Ch. 1: Good, Brave, Ready

Throughout the academic year, students of The King’s College in New York City have been preparing to be “Good, Brave, and Ready.” As they take classes and participate in campus events, students are focused on becoming good, brave, and ready to influence culture as they interact with the world. 

This mantra has taken on new meaning in light of the recent Coronavirus pandemic. In order to protect its community, The King’s College has shifted operations online for the rest of the semester. Many have moved back home, some have stayed in New York City, but all are adjusting to new lifestyles and overcoming new obstacles. Across the entire institution, students, staff, and faculty are making the best of their circumstances. They still strive to be good, brave, and ready to face whatever challenges come their way. The options students face as they continue their semester online include:

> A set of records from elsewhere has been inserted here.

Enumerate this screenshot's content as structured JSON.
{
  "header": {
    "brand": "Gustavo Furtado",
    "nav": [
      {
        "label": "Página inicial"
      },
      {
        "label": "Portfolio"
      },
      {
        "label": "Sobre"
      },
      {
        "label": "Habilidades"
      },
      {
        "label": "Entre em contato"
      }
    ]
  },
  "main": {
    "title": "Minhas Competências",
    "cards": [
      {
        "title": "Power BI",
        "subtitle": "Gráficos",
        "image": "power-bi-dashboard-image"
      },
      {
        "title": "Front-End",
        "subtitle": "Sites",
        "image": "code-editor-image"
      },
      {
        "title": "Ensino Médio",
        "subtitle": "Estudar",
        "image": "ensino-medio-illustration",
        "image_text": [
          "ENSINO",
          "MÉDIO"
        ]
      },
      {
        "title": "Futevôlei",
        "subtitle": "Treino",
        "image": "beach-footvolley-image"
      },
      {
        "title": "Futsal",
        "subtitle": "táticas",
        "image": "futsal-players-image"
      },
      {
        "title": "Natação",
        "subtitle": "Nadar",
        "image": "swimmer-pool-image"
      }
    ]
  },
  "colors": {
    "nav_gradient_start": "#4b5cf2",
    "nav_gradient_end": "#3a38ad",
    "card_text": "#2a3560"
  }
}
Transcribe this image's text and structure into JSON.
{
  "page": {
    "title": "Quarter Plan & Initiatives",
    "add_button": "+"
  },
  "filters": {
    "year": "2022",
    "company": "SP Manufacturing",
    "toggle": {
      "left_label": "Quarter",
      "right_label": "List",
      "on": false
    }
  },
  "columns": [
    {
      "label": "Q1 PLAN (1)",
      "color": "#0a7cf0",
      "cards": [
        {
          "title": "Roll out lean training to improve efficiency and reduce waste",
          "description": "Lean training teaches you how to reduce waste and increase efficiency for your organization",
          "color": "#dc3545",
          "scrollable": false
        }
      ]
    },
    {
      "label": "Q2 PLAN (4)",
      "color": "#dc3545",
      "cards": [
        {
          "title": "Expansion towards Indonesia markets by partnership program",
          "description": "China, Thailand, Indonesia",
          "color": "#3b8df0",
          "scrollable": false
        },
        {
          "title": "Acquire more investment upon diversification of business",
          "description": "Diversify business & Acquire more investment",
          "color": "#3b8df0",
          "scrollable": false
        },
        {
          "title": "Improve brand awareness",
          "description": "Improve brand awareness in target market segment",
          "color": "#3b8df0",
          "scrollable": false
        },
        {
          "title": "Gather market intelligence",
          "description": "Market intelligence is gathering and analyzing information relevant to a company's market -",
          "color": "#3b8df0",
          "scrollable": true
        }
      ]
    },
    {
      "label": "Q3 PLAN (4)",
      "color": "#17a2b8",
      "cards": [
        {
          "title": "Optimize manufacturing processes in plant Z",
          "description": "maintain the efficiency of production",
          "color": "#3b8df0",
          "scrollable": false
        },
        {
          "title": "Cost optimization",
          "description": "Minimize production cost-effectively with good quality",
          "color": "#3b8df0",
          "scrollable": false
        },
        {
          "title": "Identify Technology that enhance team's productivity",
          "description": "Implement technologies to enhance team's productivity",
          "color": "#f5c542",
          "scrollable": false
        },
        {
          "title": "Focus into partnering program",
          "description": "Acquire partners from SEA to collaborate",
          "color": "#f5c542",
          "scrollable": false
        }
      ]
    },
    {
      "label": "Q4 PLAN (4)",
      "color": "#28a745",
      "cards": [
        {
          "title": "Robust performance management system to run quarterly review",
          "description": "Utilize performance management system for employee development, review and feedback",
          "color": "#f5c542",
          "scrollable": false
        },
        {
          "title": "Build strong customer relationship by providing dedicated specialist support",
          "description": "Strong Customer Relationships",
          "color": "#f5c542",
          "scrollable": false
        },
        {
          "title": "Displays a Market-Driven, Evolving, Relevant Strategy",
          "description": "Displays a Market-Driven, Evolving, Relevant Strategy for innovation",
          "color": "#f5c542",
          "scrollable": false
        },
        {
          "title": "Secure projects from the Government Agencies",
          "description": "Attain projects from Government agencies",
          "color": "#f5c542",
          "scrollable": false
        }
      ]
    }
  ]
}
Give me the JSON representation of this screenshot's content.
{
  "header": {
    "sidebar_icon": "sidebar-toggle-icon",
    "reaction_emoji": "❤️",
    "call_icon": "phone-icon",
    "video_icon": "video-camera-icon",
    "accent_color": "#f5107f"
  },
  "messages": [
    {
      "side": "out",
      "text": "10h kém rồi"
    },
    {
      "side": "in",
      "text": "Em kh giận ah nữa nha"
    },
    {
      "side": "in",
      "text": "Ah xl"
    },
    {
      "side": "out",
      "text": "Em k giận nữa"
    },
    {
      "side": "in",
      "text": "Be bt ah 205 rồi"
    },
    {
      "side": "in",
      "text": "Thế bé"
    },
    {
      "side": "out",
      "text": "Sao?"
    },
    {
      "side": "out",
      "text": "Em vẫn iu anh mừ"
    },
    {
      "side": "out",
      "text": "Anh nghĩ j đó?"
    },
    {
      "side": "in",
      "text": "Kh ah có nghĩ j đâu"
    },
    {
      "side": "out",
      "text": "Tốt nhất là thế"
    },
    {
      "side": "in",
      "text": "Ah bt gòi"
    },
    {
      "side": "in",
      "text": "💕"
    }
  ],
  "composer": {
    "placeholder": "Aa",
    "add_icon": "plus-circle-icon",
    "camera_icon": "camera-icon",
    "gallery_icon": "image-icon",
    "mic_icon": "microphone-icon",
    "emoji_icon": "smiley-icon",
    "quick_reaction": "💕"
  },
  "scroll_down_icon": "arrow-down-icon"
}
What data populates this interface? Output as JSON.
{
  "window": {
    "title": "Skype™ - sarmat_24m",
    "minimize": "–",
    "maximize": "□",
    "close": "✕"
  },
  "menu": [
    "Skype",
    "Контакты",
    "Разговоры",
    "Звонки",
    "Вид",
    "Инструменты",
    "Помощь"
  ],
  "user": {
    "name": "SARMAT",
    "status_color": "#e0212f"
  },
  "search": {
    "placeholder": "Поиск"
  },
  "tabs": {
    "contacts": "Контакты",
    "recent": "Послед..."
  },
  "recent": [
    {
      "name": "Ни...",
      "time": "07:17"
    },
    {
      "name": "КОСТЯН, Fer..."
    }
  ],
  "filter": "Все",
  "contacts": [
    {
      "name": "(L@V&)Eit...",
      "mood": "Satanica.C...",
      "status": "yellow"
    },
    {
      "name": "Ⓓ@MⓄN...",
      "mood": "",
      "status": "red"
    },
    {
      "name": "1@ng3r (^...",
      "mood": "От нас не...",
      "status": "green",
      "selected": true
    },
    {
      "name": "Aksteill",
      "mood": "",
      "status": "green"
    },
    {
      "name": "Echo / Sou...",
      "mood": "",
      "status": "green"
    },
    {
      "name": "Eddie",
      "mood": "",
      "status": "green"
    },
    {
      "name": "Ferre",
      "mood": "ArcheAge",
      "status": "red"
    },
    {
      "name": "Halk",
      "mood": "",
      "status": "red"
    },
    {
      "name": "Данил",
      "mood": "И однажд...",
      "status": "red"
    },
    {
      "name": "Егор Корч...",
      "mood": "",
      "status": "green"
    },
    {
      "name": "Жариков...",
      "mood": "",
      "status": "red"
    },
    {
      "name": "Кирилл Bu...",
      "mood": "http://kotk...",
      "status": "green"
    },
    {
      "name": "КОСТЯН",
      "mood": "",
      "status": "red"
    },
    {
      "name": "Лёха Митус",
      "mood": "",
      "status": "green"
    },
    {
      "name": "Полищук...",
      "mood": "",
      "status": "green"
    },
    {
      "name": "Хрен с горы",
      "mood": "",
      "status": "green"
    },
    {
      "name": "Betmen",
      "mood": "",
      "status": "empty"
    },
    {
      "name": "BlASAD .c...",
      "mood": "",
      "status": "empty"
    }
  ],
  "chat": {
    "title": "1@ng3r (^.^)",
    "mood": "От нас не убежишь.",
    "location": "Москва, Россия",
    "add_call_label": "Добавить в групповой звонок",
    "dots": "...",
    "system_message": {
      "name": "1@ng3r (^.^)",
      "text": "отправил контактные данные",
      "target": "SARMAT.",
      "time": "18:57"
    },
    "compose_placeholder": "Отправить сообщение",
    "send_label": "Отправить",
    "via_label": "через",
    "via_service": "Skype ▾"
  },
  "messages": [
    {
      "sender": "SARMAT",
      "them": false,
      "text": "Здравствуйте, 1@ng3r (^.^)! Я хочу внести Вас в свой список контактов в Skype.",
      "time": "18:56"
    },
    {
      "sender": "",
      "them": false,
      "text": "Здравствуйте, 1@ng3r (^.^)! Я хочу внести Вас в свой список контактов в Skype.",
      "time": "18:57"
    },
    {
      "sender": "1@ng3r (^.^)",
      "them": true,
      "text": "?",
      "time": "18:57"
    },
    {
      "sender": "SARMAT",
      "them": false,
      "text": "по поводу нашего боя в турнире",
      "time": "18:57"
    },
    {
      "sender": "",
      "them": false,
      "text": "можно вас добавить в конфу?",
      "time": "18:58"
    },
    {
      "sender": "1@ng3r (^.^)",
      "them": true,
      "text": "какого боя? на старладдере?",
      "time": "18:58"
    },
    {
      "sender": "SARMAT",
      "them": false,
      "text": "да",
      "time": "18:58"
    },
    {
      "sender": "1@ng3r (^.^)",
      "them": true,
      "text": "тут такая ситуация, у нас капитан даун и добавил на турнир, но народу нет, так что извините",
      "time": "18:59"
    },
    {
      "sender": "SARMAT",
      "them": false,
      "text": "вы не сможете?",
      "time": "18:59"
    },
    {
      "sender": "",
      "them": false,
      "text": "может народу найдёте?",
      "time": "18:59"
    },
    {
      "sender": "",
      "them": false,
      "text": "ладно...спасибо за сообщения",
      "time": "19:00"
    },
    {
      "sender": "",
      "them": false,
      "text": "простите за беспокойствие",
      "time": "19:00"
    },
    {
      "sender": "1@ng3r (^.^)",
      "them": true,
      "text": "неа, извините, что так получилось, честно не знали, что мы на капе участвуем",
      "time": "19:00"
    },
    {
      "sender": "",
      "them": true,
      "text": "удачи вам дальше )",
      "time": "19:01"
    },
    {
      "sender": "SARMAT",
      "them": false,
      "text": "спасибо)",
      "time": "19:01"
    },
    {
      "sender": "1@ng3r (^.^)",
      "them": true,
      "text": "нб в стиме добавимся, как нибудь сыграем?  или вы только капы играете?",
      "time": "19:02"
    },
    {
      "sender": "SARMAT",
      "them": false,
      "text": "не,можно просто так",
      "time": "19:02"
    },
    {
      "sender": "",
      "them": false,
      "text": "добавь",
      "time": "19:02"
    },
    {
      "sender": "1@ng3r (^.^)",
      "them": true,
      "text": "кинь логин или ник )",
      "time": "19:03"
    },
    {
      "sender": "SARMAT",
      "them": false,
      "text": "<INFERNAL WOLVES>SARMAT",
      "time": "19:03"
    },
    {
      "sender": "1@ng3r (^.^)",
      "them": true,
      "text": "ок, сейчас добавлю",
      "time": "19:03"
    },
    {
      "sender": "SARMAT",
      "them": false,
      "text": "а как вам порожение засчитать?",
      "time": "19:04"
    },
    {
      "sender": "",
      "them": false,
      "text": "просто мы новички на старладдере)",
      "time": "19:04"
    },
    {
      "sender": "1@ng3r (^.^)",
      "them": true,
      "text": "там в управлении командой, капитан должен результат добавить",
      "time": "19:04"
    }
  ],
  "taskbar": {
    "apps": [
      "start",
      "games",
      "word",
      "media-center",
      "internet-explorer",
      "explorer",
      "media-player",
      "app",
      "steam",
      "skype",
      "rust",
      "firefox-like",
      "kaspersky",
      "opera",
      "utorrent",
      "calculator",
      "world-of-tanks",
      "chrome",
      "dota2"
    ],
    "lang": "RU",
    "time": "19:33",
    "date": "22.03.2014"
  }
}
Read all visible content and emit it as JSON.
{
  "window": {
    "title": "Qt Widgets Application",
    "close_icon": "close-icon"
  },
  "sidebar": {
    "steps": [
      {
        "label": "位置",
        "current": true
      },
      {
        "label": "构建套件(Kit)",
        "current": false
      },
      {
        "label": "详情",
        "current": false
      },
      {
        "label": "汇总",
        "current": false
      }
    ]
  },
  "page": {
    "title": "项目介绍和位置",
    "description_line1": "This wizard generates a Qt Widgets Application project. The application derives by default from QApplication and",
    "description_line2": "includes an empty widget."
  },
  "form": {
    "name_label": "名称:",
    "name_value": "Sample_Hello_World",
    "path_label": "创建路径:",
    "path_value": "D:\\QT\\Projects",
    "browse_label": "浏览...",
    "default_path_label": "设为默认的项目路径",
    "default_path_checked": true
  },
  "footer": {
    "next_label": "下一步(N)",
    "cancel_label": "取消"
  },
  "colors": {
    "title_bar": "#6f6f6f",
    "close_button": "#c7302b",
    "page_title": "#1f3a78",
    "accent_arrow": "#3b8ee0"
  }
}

  • Going home with family – These students have decided it is best to move out of on-campus housing and to live with their immediate family until May. 
  • Staying in the city – These students have decided it is best not to take any chances by going home to higher-risk family members; for them, it makes more sense to stay. 
  • Going home with a friend – These students have decided it is best to live with a friend and their family while they decide where to finish the semester. 
  • Moving in with a friend in the city – These students have decided to move in with a friend whose roommates have all gone home so they can combine resources and strengthen their community.

That’s where Keeping Up comes in: The mission of this little blog is to shine a light on King’s students as they adjust to their new lifestyles. You’re invited to the party— Feel free to share your story in the comments below!

Bringing together the stories of individual members in our community strengthens us as a whole. May we discover silver linings to clouds of uncertainty and change.